*Task item*. Show each line from the records below in which the word "result" occurs.

****************

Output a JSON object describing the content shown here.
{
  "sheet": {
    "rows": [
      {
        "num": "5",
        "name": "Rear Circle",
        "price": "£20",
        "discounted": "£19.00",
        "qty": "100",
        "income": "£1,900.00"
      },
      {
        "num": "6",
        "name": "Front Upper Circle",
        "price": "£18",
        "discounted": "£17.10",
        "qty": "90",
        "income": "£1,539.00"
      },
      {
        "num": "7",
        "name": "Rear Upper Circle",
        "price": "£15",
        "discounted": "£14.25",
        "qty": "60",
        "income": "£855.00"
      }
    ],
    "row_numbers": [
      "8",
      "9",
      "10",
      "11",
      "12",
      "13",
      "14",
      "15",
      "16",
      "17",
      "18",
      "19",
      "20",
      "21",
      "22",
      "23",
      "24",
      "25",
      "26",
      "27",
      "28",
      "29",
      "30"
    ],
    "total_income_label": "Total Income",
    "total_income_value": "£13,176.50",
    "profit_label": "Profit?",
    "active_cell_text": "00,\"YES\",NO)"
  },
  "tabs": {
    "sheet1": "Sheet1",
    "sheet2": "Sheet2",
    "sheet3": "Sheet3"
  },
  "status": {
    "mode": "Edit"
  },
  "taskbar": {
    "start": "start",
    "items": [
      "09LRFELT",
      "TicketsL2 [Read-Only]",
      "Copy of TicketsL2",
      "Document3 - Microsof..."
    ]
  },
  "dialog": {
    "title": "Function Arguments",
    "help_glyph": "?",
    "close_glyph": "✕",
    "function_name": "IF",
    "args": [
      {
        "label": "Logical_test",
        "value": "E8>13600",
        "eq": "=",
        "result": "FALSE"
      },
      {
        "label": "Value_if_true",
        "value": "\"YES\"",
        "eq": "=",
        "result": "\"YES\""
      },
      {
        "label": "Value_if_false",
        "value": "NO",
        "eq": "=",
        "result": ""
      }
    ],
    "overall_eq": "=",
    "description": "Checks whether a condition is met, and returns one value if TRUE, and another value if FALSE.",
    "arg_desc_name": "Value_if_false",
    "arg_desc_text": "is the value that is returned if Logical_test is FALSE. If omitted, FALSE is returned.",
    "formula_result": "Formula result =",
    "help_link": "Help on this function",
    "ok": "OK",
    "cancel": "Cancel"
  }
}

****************

*Response for this exercise*.
        "result": "FALSE"
        "result": "\"YES\""
        "result": ""
    "formula_result": "Formula result =",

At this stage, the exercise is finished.